by Suzan Becker
Goodbye doesn’t have to be forever! Women’s Impact Fund (WIF) loves it when members come back after a break or letting their membership lapse. This past year, there have been at least six women who have rejoined after some time away from the organization. Some of their stories might make you smile or surprise you, but all are a testament to the strength and enduring importance of what WIF is, does and who we are.
Deborah Bosley answered her phone several months ago to hear Anne Essaye, our 2016-2017 Board Chair, inviting her to lunch. Deborah had been away from WIF for about five years.

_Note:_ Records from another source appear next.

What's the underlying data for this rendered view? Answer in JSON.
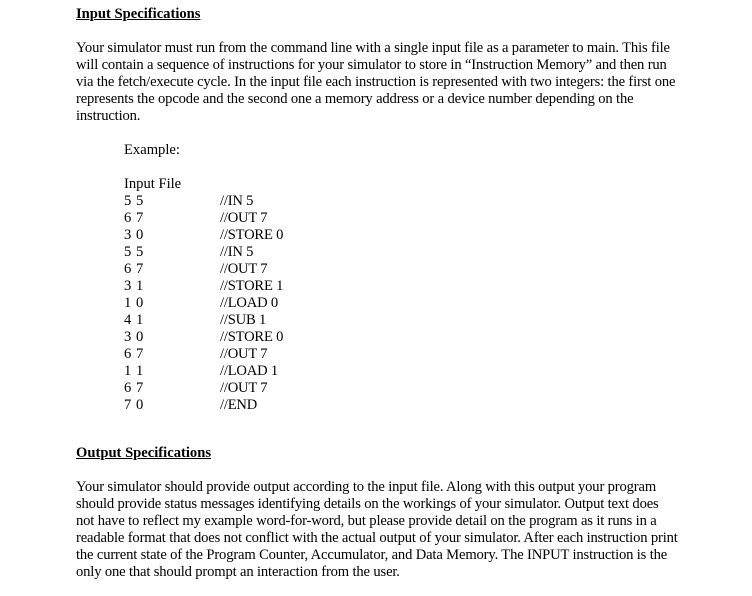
{
  "input_section": {
    "heading": "Input Specifications",
    "paragraph_lines": [
      "Your simulator must run from the command line with a single input file as a parameter to main. This file",
      "will contain a sequence of instructions for your simulator to store in “Instruction Memory” and then run",
      "via the fetch/execute cycle. In the input file each instruction is represented with two integers: the first one",
      "represents the opcode and the second one a memory address or a device number depending on the",
      "instruction."
    ],
    "example_label": "Example:",
    "input_file_label": "Input File",
    "instructions": [
      {
        "code": "5 5",
        "comment": "//IN 5"
      },
      {
        "code": "6 7",
        "comment": "//OUT 7"
      },
      {
        "code": "3 0",
        "comment": "//STORE 0"
      },
      {
        "code": "5 5",
        "comment": "//IN 5"
      },
      {
        "code": "6 7",
        "comment": "//OUT 7"
      },
      {
        "code": "3 1",
        "comment": "//STORE 1"
      },
      {
        "code": "1 0",
        "comment": "//LOAD 0"
      },
      {
        "code": "4 1",
        "comment": "//SUB 1"
      },
      {
        "code": "3 0",
        "comment": "//STORE 0"
      },
      {
        "code": "6 7",
        "comment": "//OUT 7"
      },
      {
        "code": "1 1",
        "comment": "//LOAD 1"
      },
      {
        "code": "6 7",
        "comment": "//OUT 7"
      },
      {
        "code": "7 0",
        "comment": "//END"
      }
    ]
  },
  "output_section": {
    "heading": "Output Specifications",
    "paragraph_lines": [
      "Your simulator should provide output according to the input file. Along with this output your program",
      "should provide status messages identifying details on the workings of your simulator. Output text does",
      "not have to reflect my example word-for-word, but please provide detail on the program as it runs in a",
      "readable format that does not conflict with the actual output of your simulator. After each instruction print",
      "the current state of the Program Counter, Accumulator, and Data Memory. The INPUT instruction is the",
      "only one that should prompt an interaction from the user."
    ]
  }
}
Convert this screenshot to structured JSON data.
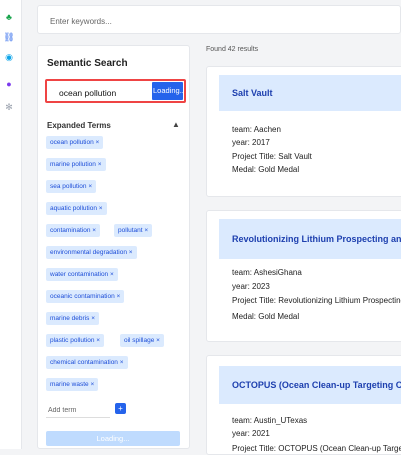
{
  "rail": {
    "icons": [
      "tree-icon",
      "link-icon",
      "globe-icon",
      "settings-icon"
    ]
  },
  "search": {
    "placeholder": "Enter keywords..."
  },
  "panel": {
    "title": "Semantic Search",
    "query": "ocean pollution",
    "go_label": "Loading...",
    "expanded_title": "Expanded Terms",
    "caret": "▲",
    "terms": [
      "ocean pollution",
      "marine pollution",
      "sea pollution",
      "aquatic pollution",
      "contamination",
      "pollutant",
      "environmental degradation",
      "water contamination",
      "oceanic contamination",
      "marine debris",
      "plastic pollution",
      "oil spillage",
      "chemical contamination",
      "marine waste"
    ],
    "remove_glyph": "×",
    "add_placeholder": "Add term",
    "add_label": "+",
    "loading_label": "Loading..."
  },
  "results": {
    "count_text": "Found 42 results",
    "items": [
      {
        "title": "Salt Vault",
        "team": "team:  Aachen",
        "year": "year:  2017",
        "project": "Project Title:  Salt Vault",
        "medal": "Medal:  Gold Medal"
      },
      {
        "title": "Revolutionizing Lithium Prospecting and",
        "team": "team:  AshesiGhana",
        "year": "year:  2023",
        "project": "Project Title:  Revolutionizing Lithium Prospecting",
        "medal": "Medal:  Gold Medal"
      },
      {
        "title": "OCTOPUS (Ocean Clean-up Targeting O",
        "team": "team:  Austin_UTexas",
        "year": "year:  2021",
        "project": "Project Title:  OCTOPUS (Ocean Clean-up Targeting",
        "medal": ""
      }
    ]
  }
}
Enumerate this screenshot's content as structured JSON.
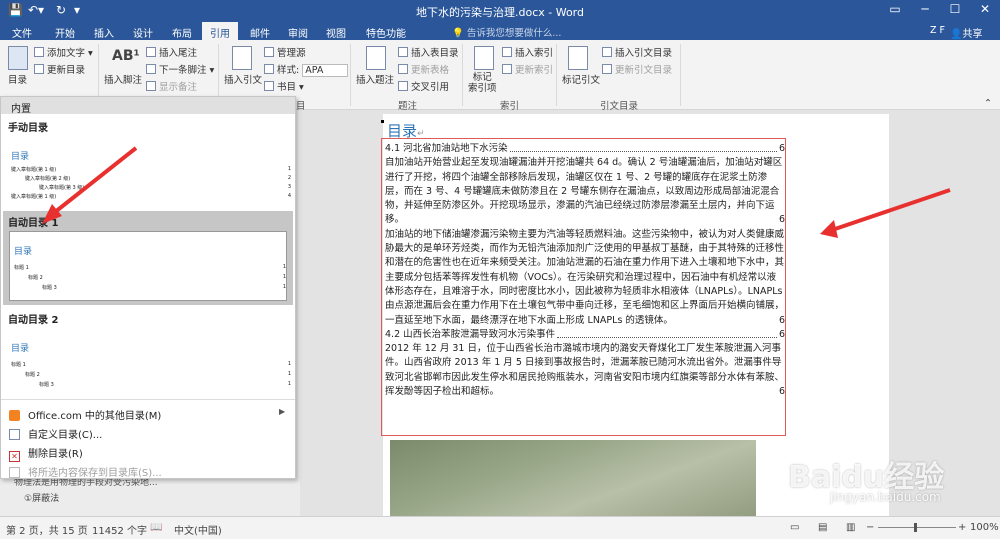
{
  "app": {
    "title": "地下水的污染与治理.docx - Word",
    "user": "Z F",
    "share": "共享",
    "tell_me": "告诉我您想要做什么..."
  },
  "tabs": [
    "文件",
    "开始",
    "插入",
    "设计",
    "布局",
    "引用",
    "邮件",
    "审阅",
    "视图",
    "特色功能"
  ],
  "ribbon": {
    "toc_label": "目录",
    "add_text": "添加文字",
    "update_table": "更新目录",
    "insert_footnote": "插入脚注",
    "insert_endnote": "插入尾注",
    "next_footnote": "下一条脚注",
    "show_notes": "显示备注",
    "insert_citation": "插入引文",
    "manage_sources": "管理源",
    "style_label": "样式:",
    "style_value": "APA",
    "bibliography": "书目",
    "insert_caption": "插入题注",
    "insert_table_of_figures": "插入表目录",
    "update_table2": "更新表格",
    "cross_reference": "交叉引用",
    "mark_entry": "标记\n索引项",
    "insert_index": "插入索引",
    "update_index": "更新索引",
    "mark_citation": "标记引文",
    "insert_table_of_authorities": "插入引文目录",
    "update_table3": "更新引文目录",
    "groups": {
      "references": "引文与书目",
      "captions": "题注",
      "index": "索引",
      "authorities": "引文目录",
      "toc": "目"
    }
  },
  "toc_menu": {
    "header": "内置",
    "manual_title": "手动目录",
    "auto1_title": "自动目录 1",
    "auto2_title": "自动目录 2",
    "preview_heading": "目录",
    "manual_rows": [
      {
        "text": "键入章标题(第 1 级)",
        "page": "1"
      },
      {
        "text": "键入章标题(第 2 级)",
        "page": "2"
      },
      {
        "text": "键入章标题(第 3 级)",
        "page": "3"
      },
      {
        "text": "键入章标题(第 1 级)",
        "page": "4"
      }
    ],
    "auto_rows": [
      {
        "text": "标题 1",
        "page": "1"
      },
      {
        "text": "标题 2",
        "page": "1"
      },
      {
        "text": "标题 3",
        "page": "1"
      }
    ],
    "items": [
      "Office.com 中的其他目录(M)",
      "自定义目录(C)...",
      "删除目录(R)",
      "将所选内容保存到目录库(S)..."
    ]
  },
  "hidden_text": {
    "line1": "物理法是用物理的手段对受污染地...",
    "line2": "①屏蔽法"
  },
  "document": {
    "title": "目录",
    "entries": [
      {
        "text": "4.1 河北省加油站地下水污染",
        "page": "6"
      },
      {
        "text": "自加油站开始营业起至发现油罐漏油并开挖油罐共 64 d。确认 2 号油罐漏油后，加油站对罐区进行了开挖，将四个油罐全部移除后发现，油罐区仅在 1 号、2 号罐的罐底存在泥浆土防渗层，而在 3 号、4 号罐罐底未做防渗且在 2 号罐东侧存在漏油点，以致周边形成局部油泥混合物，并延伸至防渗区外。开挖现场显示，渗漏的汽油已经绕过防渗层渗漏至土层内，并向下运移。",
        "page": "6"
      },
      {
        "text": "加油站的地下储油罐渗漏污染物主要为汽油等轻质燃料油。这些污染物中，被认为对人类健康威胁最大的是单环芳烃类，而作为无铅汽油添加剂广泛使用的甲基叔丁基醚，由于其特殊的迁移性和潜在的危害性也在近年来频受关注。加油站泄漏的石油在重力作用下进入土壤和地下水中，其主要成分包括苯等挥发性有机物（VOCs）。在污染研究和治理过程中，因石油中有机烃常以液体形态存在，且难溶于水，同时密度比水小，因此被称为轻质非水相液体（LNAPLs）。LNAPLs 由点源泄漏后会在重力作用下在土壤包气带中垂向迁移，至毛细饱和区上界面后开始横向铺展，一直延至地下水面，最终漂浮在地下水面上形成 LNAPLs 的透镜体。",
        "page": "6"
      },
      {
        "text": "4.2 山西长治苯胺泄漏导致河水污染事件",
        "page": "6"
      },
      {
        "text": "2012 年 12 月 31 日，位于山西省长治市潞城市境内的潞安天脊煤化工厂发生苯胺泄漏入河事件。山西省政府 2013 年 1 月 5 日接到事故报告时，泄漏苯胺已随河水流出省外。泄漏事件导致河北省邯郸市因此发生停水和居民抢购瓶装水，河南省安阳市境内红旗渠等部分水体有苯胺、挥发酚等因子检出和超标。",
        "page": "6"
      }
    ]
  },
  "status": {
    "page": "第 2 页，共 15 页",
    "words": "11452 个字",
    "lang": "中文(中国)",
    "zoom": "100%"
  },
  "watermark": {
    "brand": "Baidu经验",
    "url": "jingyan.baidu.com"
  },
  "colors": {
    "word_blue": "#2b579a",
    "arrow_red": "#e8312f",
    "toc_blue": "#2e74b5",
    "border_red": "#e05a5a"
  }
}
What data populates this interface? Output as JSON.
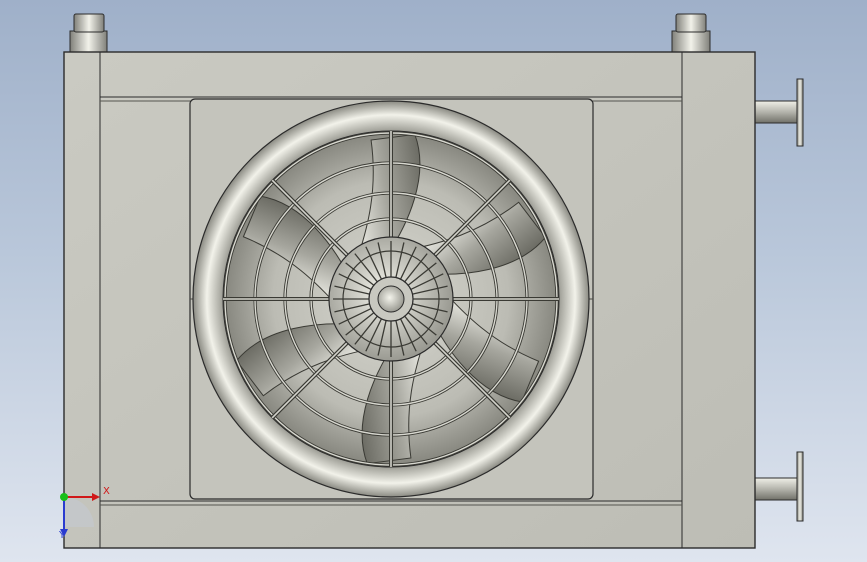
{
  "viewport": {
    "background_top": "#9fb0c9",
    "background_bottom": "#dfe5ef"
  },
  "model": {
    "body_color": "#c3c3bb",
    "edge_color": "#2b2b2b",
    "fan_blade_count": 6,
    "guard_spoke_count": 8,
    "hub_rib_count": 28
  },
  "triad": {
    "x_label": "X",
    "y_label": "Y",
    "x_color": "#d01818",
    "y_color": "#2a3bd0",
    "origin_color": "#18c018"
  }
}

“I wanted to move my philanthropic dollars to something else and I was in the midst of retiring; I had to reassess my financial commitments,” Deborah said. As a result, when she finished her five-year commitment to the organization, she just didn’t sign back up.
Anne’s phone invitation was to a WIF gathering. Deborah has always respected the organization. She likes to give back, and she likes the convenience of writing one check that gets put into a pool of money.
“It becomes substantial money, so it makes me feel a part of something much bigger than myself.” Deborah said yes to the lunch and after the event, when Anne asked her to rejoin, the answer was “Yes!” Deborah will be working on the Communications Committee next year.
Deborah noted, “Frankly, that the (Board Chair) of WIF would pick up the phone and invite me was huge!”
Anne Predieri left WIF for three years. It was a straightforward breakup as she moved to New York for work. When she moved back to Charlotte, however, one of the first things she did was send a check to WIF. From her perspective, it was a no-brainer. She loves the diversity of age and experience in the group. And she loves the flexibility of what WIF offers.
“I love the ability to be actively involved with a committee or just leverage my money to drive much greater impact,” said Anne.
As an attorney, Megan Sadler, had been a member of WIF for just one year before she realized she needed to step away. Her work/volunteer balance was out of whack. She wanted to be in WIF as a doer but couldn’t.
“I was looking not just for philanthropy but other aspects [of membership] as well. I wanted to be engaged, involved and learn more about charities and causes,” said Megan. Her professional obligations had other ideas. “I got overwhelmed with a case I was working on, and I drew back from a lot of involvement at the time.”
Five years later, Megan was having lunch with fellow attorney and WIF member Abbie Baynes when the conversation turned to WIF.
“Abbie was telling me about a couple of WIF committees she’d been involved in and that’s how WIF got back on my radar. She specifically recruited me for her committee,” Megan said. As one of the newest members of the Community Impact Committee, she will join the team following up with WIF grant recipients to check on their progress and report on their success.
“I like the fact that we provide the grant but don’t just disappear,” Sadler said.
So, speaking of disappearing, do YOU know anyone who’s left WIF? If so, what are you doing for lunch next week?